“The good news for me is that the things I’m proposing are things that the majority of Americans support.”
– Pete Buttigieg
Regardless of how other progressive activists and rival campaigns sneer at Buttigieg and his increasingly confrontational “values talks”, many in the NARA meeting were impressed with his ability to talk with ease about everything from military veterans’ care to his larger prescription drug plan and “Medicare for All Who Want It” plan.
When asked how he’ll overcome Republican obstruction on Capitol Hill to get any of his agenda passed into law, Buttigieg again sought to contrast his approach with those promising “big, structural change” and/or “political revolution”. According to Buttigieg, “The good news for me is that the things I’m proposing are things that the majority of Americans support.”
He then promised to criss-cross the country and make his case directly with the people before and after the election. “That means a good use of my time and the big airplane that comes with the office is […] remind the voters of the difference between what they want to do and the obstruction their elected leaders are doing,” Buttigieg promised… Which, interestingly enough, doesn’t sound far off from Sanders’ and Warren’s own respective promises to turn their campaigns into lasting movements for progressive change.

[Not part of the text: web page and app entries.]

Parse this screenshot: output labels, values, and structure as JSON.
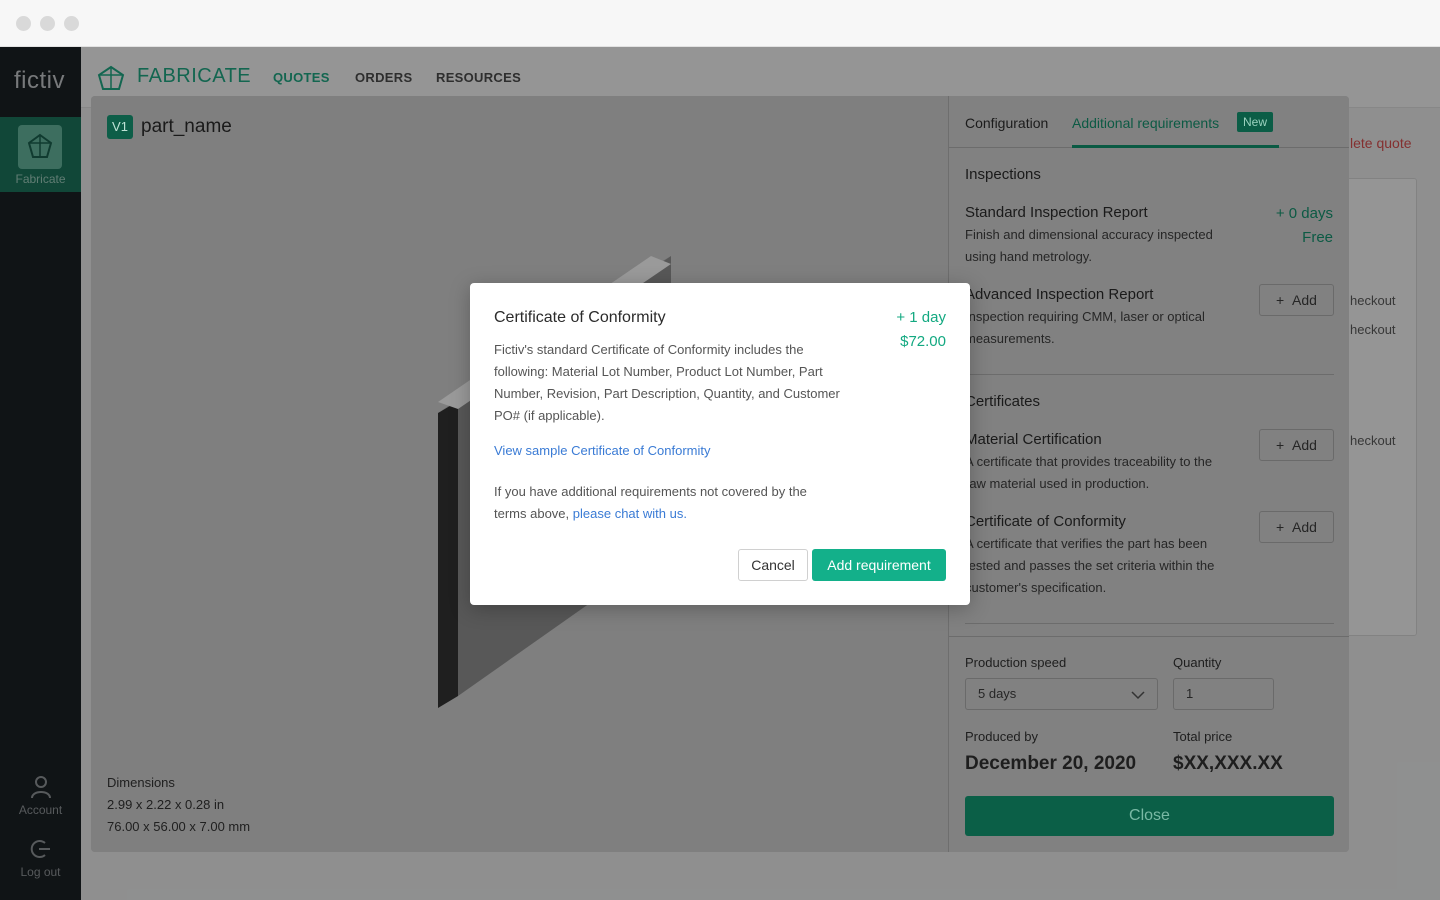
{
  "app": {
    "logo": "fictiv",
    "brand": "FABRICATE"
  },
  "nav": {
    "items": [
      "QUOTES",
      "ORDERS",
      "RESOURCES"
    ]
  },
  "sidebar": {
    "fabricate_label": "Fabricate",
    "account_label": "Account",
    "logout_label": "Log out"
  },
  "background": {
    "delete_quote": "lete quote",
    "checkout_1": "heckout",
    "checkout_2": "heckout",
    "checkout_3": "heckout"
  },
  "part": {
    "version": "V1",
    "name": "part_name",
    "dimensions_label": "Dimensions",
    "dimensions_in": "2.99 x 2.22 x 0.28 in",
    "dimensions_mm": "76.00 x 56.00 x 7.00 mm"
  },
  "tabs": {
    "configuration": "Configuration",
    "additional": "Additional requirements",
    "new_badge": "New"
  },
  "inspections": {
    "title": "Inspections",
    "standard": {
      "title": "Standard Inspection Report",
      "desc": "Finish and dimensional accuracy inspected using hand metrology.",
      "days": "+ 0 days",
      "price": "Free"
    },
    "advanced": {
      "title": "Advanced Inspection Report",
      "desc": "Inspection requiring CMM, laser or optical measurements.",
      "add": "Add"
    }
  },
  "certificates": {
    "title": "Certificates",
    "material": {
      "title": "Material Certification",
      "desc": "A certificate that provides traceability to the raw material used in production.",
      "add": "Add"
    },
    "conformity": {
      "title": "Certificate of Conformity",
      "desc": "A certificate that verifies the part has been tested and passes the set criteria within the customer's specification.",
      "add": "Add"
    }
  },
  "footer": {
    "speed_label": "Production speed",
    "speed_value": "5 days",
    "quantity_label": "Quantity",
    "quantity_value": "1",
    "produced_label": "Produced by",
    "produced_value": "December 20, 2020",
    "total_label": "Total price",
    "total_value": "$XX,XXX.XX",
    "close": "Close"
  },
  "dialog": {
    "title": "Certificate of Conformity",
    "days": "+ 1 day",
    "price": "$72.00",
    "body": "Fictiv's standard Certificate of Conformity includes the following: Material Lot Number, Product Lot Number, Part Number, Revision, Part Description, Quantity, and Customer PO# (if applicable).",
    "sample_link": "View sample Certificate of Conformity",
    "more_text": "If you have additional requirements not covered by the terms above,",
    "chat_link": "please chat with us.",
    "cancel": "Cancel",
    "add": "Add requirement"
  },
  "colors": {
    "brand_green": "#13a981",
    "link_blue": "#3a7bd5",
    "sidebar": "#0e1418"
  }
}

Buttigieg also suggested, “The other solution is for folks like [Senate Majority Leader] Mitch McConnell [R-Kentucky] to not be in the majority any more. I hope to deliver enough coattails to make that happen.” This is the kind of promise that Senator Amy Klobuchar (D-Minnesota) makes when she suggests her more modest, moderate approach will result in a bigger Democratic victory next year.
“I seek to be a president who will lead with our values. We need to base all our actions on our values.”
– Pete Buttigieg
As the conversation continued at Nevada AFL-CIO headquarters, Buttigieg answered additional questions on climate change, foreign policy, and inequities in federal tax policy. Yet in all his answer, Buttigieg stuck to a very familiar theme. Along the lines of what we’ve heard from him before, he said again, “I seek to be a president who will lead with our values. We need to base all our actions on our values.”
Yet at this same event, Buttigieg also touched upon the kind of language we usually hear from Biden on how to govern. “We need a president who can pick up the pieces when so much of our country is broken, and unify a country that’s been divided,” Buttigieg declared.
When I first saw Pete Buttigieg here in Nevada back in April, I was awestruck by the ebullience of the large crowd and his own presentation, and by his starkly moral language that seemingly turned the tables on what we typically expect from Democratic campaigns. Since then, he’s rode this remarkable wave to political stardom. But with stardom comes scrutiny, and it’s now up to Buttigieg to prove to Nevada voters that his values are truly worth it.